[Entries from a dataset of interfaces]
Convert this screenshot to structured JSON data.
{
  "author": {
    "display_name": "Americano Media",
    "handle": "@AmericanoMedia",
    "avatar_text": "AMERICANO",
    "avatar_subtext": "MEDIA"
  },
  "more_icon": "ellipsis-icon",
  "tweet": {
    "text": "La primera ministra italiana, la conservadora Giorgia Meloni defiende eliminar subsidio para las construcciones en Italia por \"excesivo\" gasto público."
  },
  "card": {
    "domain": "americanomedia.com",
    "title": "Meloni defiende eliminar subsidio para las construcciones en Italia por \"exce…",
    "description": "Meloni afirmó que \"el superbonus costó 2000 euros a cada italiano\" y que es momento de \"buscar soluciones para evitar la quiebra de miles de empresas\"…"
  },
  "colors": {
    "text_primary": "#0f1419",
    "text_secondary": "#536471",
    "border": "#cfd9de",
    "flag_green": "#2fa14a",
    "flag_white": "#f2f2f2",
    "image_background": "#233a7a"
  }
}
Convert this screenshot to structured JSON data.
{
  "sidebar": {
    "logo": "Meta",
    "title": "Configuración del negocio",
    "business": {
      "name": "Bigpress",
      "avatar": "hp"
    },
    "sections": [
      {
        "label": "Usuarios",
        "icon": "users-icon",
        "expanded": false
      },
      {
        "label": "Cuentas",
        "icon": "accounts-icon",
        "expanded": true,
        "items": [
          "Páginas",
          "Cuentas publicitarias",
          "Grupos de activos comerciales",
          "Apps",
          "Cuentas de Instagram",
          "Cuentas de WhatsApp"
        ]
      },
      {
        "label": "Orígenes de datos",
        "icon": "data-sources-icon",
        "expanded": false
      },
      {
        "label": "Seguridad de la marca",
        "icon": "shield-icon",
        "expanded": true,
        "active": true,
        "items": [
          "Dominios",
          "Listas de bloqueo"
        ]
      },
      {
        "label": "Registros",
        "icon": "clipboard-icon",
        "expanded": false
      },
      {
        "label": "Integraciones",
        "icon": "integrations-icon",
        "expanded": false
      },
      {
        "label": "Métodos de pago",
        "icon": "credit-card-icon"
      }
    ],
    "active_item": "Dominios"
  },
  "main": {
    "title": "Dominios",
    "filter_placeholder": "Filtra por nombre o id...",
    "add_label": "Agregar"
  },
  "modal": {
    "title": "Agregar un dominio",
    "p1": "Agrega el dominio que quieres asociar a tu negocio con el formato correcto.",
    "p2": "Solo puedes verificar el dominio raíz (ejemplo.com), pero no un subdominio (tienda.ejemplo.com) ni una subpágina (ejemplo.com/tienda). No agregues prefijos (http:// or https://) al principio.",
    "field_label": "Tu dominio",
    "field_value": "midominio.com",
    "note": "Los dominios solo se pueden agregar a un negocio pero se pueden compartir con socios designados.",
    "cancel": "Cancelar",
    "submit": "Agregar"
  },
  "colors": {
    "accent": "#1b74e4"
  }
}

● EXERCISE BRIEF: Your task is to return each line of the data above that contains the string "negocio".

● RESPONSE TO THE EXERCISE:
    "title": "Configuración del negocio",
    "p1": "Agrega el dominio que quieres asociar a tu negocio con el formato correcto.",
    "note": "Los dominios solo se pueden agregar a un negocio pero se pueden compartir con socios designados.",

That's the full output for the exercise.